- Prompt
From the records below, copy every line that contains the word "down".

^^^^^^^^^^^^^^^^

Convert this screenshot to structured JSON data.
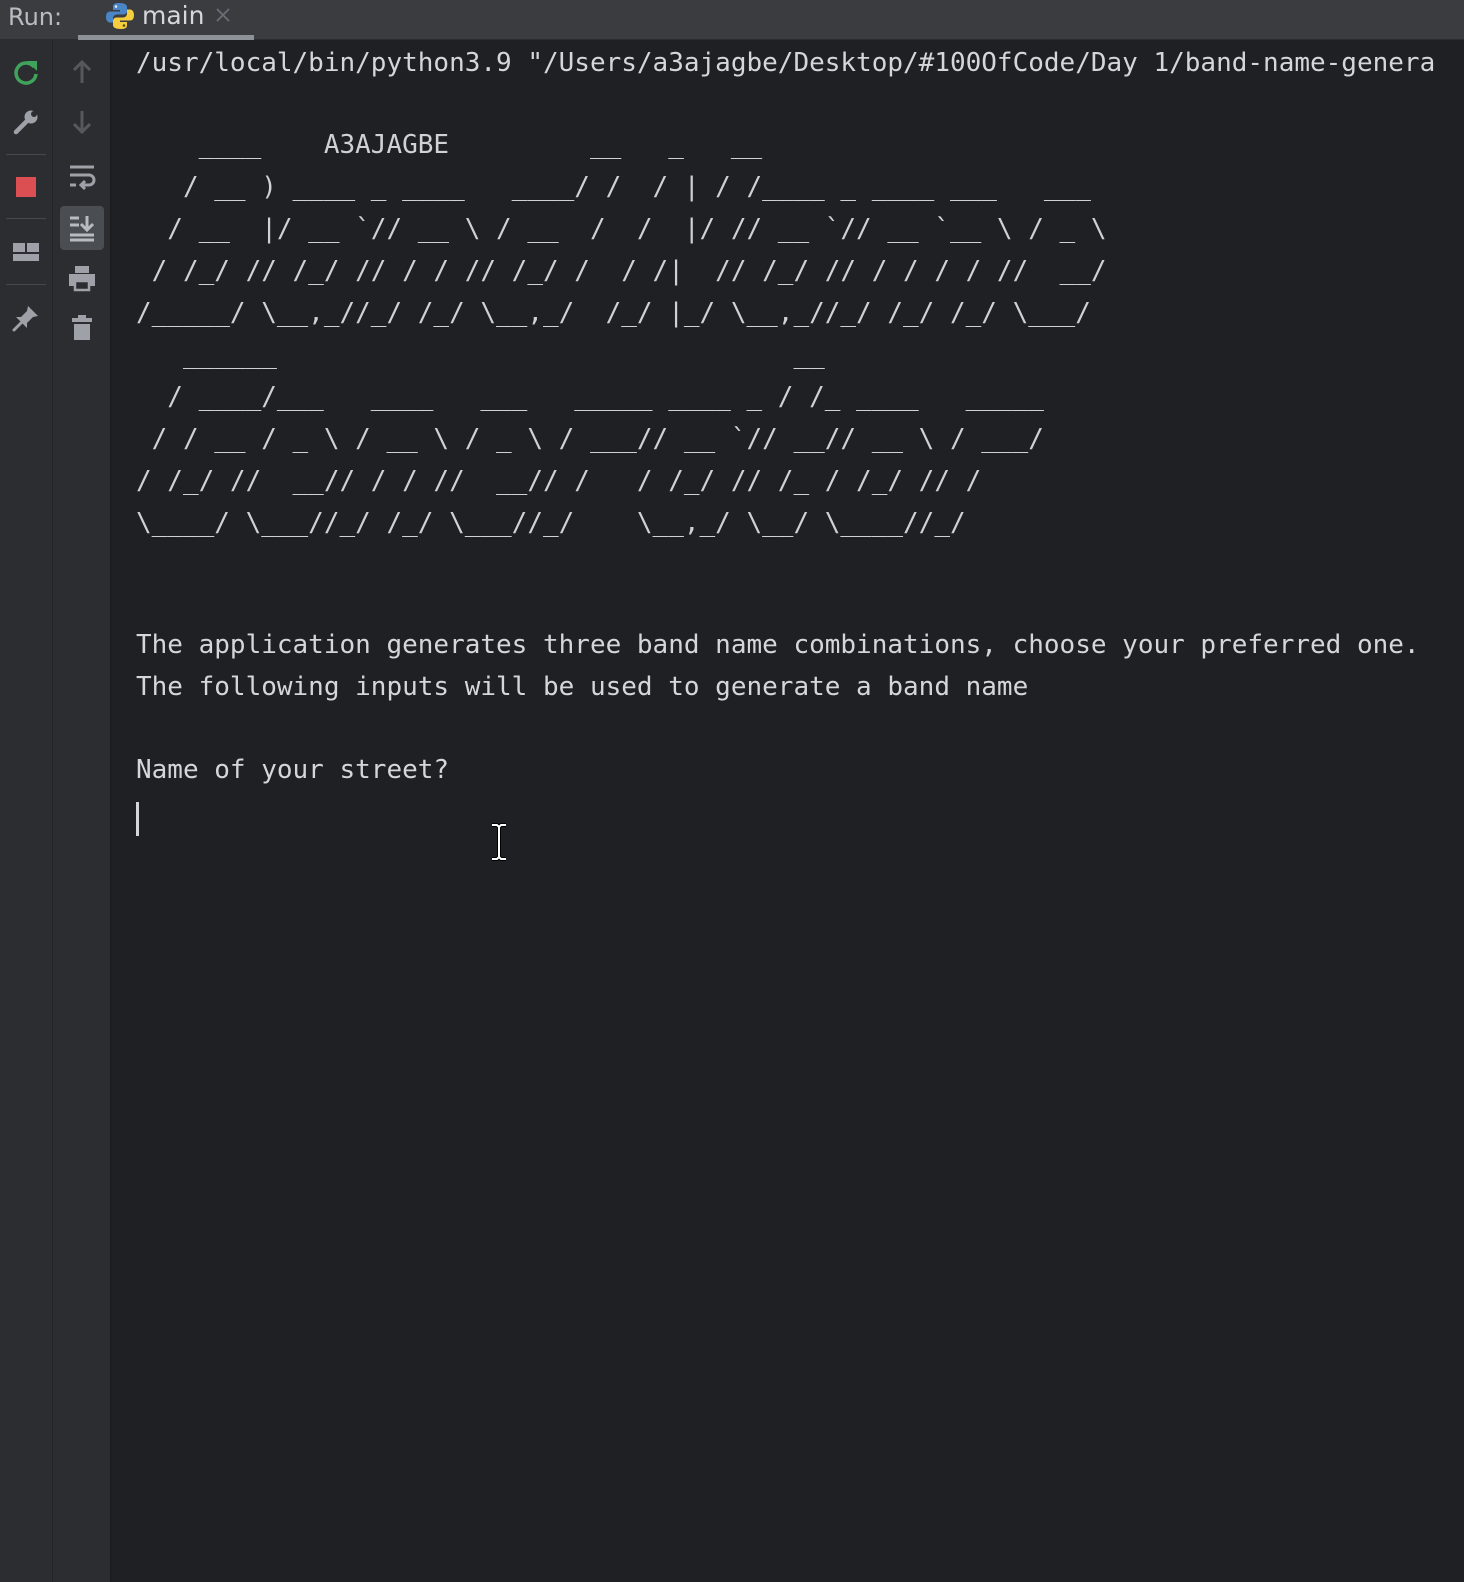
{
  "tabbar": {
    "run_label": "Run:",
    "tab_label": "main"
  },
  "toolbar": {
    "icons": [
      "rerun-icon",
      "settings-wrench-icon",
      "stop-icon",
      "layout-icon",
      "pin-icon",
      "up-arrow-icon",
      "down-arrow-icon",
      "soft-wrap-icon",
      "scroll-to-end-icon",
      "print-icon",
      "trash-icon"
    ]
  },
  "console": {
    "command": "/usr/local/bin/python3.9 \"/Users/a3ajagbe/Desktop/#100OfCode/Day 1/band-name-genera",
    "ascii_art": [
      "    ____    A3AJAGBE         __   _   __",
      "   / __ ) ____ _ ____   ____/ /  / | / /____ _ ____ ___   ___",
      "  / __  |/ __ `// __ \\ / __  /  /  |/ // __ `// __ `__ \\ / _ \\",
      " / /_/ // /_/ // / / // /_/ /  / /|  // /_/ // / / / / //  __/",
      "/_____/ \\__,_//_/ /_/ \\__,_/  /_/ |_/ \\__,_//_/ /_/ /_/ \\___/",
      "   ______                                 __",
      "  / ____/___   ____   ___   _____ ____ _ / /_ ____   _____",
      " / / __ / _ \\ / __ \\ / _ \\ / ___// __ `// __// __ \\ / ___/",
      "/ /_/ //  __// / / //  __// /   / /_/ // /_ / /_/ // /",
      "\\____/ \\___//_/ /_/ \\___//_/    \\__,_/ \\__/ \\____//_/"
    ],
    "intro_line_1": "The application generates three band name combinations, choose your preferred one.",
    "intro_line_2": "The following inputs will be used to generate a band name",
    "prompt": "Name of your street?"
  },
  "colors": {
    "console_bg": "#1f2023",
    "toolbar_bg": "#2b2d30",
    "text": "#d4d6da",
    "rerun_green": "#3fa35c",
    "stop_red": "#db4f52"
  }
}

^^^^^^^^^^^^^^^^

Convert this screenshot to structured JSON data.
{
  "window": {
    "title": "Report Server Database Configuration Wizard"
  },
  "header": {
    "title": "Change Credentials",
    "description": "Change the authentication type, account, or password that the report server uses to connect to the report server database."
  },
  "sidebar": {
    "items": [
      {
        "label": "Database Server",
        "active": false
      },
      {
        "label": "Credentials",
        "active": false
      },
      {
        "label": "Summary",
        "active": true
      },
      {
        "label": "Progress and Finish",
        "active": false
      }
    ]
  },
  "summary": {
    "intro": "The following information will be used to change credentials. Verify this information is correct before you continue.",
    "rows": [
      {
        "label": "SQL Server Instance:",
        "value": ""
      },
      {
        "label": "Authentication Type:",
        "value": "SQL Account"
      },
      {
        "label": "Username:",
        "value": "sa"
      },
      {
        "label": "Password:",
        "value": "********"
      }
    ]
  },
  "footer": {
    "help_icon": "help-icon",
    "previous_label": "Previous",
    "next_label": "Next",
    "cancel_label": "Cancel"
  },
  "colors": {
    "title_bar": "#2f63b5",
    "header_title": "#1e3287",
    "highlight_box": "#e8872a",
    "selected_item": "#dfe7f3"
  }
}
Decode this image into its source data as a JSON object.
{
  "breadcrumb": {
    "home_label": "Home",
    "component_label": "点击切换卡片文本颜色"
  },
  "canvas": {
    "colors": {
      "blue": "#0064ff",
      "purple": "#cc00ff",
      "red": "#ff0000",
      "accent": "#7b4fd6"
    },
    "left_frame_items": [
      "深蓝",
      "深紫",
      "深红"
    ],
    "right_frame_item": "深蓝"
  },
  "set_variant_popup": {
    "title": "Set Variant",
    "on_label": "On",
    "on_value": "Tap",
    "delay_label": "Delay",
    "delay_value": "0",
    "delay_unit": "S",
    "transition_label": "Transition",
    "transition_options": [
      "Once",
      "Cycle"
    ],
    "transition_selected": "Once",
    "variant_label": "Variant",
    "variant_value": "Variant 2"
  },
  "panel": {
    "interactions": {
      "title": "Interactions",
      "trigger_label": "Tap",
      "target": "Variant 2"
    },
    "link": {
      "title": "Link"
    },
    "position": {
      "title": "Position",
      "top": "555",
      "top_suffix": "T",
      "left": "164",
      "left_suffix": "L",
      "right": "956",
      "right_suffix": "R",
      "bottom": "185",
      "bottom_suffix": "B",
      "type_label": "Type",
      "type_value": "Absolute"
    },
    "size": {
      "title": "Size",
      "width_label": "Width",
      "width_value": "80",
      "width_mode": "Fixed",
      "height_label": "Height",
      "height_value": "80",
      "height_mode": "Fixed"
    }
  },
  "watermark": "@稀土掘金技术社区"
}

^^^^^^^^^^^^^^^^

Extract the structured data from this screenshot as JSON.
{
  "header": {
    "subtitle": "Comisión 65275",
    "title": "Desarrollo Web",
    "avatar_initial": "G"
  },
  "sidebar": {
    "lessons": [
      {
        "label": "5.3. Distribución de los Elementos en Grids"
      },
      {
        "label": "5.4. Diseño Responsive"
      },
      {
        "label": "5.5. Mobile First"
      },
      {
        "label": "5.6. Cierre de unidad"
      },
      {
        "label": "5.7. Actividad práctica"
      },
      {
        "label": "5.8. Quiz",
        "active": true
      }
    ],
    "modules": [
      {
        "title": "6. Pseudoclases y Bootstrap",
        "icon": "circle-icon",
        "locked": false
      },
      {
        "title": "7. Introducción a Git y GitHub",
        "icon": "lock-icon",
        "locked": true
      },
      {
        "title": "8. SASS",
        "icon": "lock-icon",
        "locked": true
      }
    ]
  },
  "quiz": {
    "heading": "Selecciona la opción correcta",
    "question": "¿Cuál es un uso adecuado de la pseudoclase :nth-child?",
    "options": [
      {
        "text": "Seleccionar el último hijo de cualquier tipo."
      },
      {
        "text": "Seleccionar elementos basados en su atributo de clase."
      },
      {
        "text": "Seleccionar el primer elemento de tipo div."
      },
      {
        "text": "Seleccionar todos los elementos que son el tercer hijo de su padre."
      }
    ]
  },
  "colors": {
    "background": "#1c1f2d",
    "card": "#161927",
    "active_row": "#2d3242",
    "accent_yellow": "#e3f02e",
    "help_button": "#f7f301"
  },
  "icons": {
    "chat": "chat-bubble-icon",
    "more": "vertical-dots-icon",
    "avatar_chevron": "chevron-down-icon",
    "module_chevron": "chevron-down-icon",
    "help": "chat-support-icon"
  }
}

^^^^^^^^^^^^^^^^

- The completed task
      "down-arrow-icon",
    "avatar_chevron": "chevron-down-icon",
    "module_chevron": "chevron-down-icon",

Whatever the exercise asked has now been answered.